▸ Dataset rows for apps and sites
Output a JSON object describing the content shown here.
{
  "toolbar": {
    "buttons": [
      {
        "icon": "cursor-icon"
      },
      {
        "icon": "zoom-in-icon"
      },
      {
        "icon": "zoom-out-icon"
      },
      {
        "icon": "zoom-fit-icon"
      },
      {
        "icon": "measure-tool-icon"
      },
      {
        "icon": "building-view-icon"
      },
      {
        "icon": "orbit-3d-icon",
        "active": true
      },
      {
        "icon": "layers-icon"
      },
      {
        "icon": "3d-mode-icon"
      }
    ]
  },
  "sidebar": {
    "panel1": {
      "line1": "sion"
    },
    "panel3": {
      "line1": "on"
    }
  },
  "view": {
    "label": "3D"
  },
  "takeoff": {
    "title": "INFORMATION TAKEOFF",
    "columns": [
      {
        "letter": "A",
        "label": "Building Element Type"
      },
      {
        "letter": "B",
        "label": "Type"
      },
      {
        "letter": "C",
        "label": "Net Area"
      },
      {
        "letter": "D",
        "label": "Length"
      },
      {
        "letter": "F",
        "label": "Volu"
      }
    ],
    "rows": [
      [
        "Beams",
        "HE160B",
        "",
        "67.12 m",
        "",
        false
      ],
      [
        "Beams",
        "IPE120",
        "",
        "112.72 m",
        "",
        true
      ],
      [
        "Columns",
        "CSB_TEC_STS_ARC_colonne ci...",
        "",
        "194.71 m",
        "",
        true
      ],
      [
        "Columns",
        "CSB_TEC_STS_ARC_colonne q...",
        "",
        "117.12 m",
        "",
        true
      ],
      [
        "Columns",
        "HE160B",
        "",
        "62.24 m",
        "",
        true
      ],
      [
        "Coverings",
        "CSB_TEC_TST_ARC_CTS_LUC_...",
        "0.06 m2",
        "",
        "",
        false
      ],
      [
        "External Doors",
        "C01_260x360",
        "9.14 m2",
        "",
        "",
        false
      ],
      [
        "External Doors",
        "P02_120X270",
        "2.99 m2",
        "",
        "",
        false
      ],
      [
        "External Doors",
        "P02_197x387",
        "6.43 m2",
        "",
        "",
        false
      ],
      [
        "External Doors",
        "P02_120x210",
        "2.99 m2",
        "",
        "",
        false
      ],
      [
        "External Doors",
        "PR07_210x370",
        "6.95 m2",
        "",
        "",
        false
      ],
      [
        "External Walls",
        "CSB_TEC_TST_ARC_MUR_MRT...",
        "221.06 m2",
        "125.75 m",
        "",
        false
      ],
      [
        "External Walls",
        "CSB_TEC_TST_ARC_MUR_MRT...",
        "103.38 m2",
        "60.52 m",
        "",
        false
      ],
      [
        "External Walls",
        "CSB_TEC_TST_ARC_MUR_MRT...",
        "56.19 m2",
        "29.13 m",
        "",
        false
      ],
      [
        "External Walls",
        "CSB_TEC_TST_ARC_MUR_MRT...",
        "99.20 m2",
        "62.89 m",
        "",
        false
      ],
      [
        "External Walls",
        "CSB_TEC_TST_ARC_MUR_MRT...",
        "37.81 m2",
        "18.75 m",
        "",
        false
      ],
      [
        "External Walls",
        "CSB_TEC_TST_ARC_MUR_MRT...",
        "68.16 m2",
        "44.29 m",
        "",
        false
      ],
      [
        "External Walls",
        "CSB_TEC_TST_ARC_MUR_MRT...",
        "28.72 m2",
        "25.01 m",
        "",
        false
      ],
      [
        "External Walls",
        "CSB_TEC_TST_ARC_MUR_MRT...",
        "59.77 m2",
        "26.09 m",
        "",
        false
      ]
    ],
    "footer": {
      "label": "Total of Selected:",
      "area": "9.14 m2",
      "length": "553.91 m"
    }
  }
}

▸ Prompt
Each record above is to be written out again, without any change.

▸ Solution for this problem
Output a JSON object describing the content shown here.
{
  "toolbar": {
    "buttons": [
      {
        "icon": "cursor-icon"
      },
      {
        "icon": "zoom-in-icon"
      },
      {
        "icon": "zoom-out-icon"
      },
      {
        "icon": "zoom-fit-icon"
      },
      {
        "icon": "measure-tool-icon"
      },
      {
        "icon": "building-view-icon"
      },
      {
        "icon": "orbit-3d-icon",
        "active": true
      },
      {
        "icon": "layers-icon"
      },
      {
        "icon": "3d-mode-icon"
      }
    ]
  },
  "sidebar": {
    "panel1": {
      "line1": "sion"
    },
    "panel3": {
      "line1": "on"
    }
  },
  "view": {
    "label": "3D"
  },
  "takeoff": {
    "title": "INFORMATION TAKEOFF",
    "columns": [
      {
        "letter": "A",
        "label": "Building Element Type"
      },
      {
        "letter": "B",
        "label": "Type"
      },
      {
        "letter": "C",
        "label": "Net Area"
      },
      {
        "letter": "D",
        "label": "Length"
      },
      {
        "letter": "F",
        "label": "Volu"
      }
    ],
    "rows": [
      [
        "Beams",
        "HE160B",
        "",
        "67.12 m",
        "",
        false
      ],
      [
        "Beams",
        "IPE120",
        "",
        "112.72 m",
        "",
        true
      ],
      [
        "Columns",
        "CSB_TEC_STS_ARC_colonne ci...",
        "",
        "194.71 m",
        "",
        true
      ],
      [
        "Columns",
        "CSB_TEC_STS_ARC_colonne q...",
        "",
        "117.12 m",
        "",
        true
      ],
      [
        "Columns",
        "HE160B",
        "",
        "62.24 m",
        "",
        true
      ],
      [
        "Coverings",
        "CSB_TEC_TST_ARC_CTS_LUC_...",
        "0.06 m2",
        "",
        "",
        false
      ],
      [
        "External Doors",
        "C01_260x360",
        "9.14 m2",
        "",
        "",
        false
      ],
      [
        "External Doors",
        "P02_120X270",
        "2.99 m2",
        "",
        "",
        false
      ],
      [
        "External Doors",
        "P02_197x387",
        "6.43 m2",
        "",
        "",
        false
      ],
      [
        "External Doors",
        "P02_120x210",
        "2.99 m2",
        "",
        "",
        false
      ],
      [
        "External Doors",
        "PR07_210x370",
        "6.95 m2",
        "",
        "",
        false
      ],
      [
        "External Walls",
        "CSB_TEC_TST_ARC_MUR_MRT...",
        "221.06 m2",
        "125.75 m",
        "",
        false
      ],
      [
        "External Walls",
        "CSB_TEC_TST_ARC_MUR_MRT...",
        "103.38 m2",
        "60.52 m",
        "",
        false
      ],
      [
        "External Walls",
        "CSB_TEC_TST_ARC_MUR_MRT...",
        "56.19 m2",
        "29.13 m",
        "",
        false
      ],
      [
        "External Walls",
        "CSB_TEC_TST_ARC_MUR_MRT...",
        "99.20 m2",
        "62.89 m",
        "",
        false
      ],
      [
        "External Walls",
        "CSB_TEC_TST_ARC_MUR_MRT...",
        "37.81 m2",
        "18.75 m",
        "",
        false
      ],
      [
        "External Walls",
        "CSB_TEC_TST_ARC_MUR_MRT...",
        "68.16 m2",
        "44.29 m",
        "",
        false
      ],
      [
        "External Walls",
        "CSB_TEC_TST_ARC_MUR_MRT...",
        "28.72 m2",
        "25.01 m",
        "",
        false
      ],
      [
        "External Walls",
        "CSB_TEC_TST_ARC_MUR_MRT...",
        "59.77 m2",
        "26.09 m",
        "",
        false
      ]
    ],
    "footer": {
      "label": "Total of Selected:",
      "area": "9.14 m2",
      "length": "553.91 m"
    }
  }
}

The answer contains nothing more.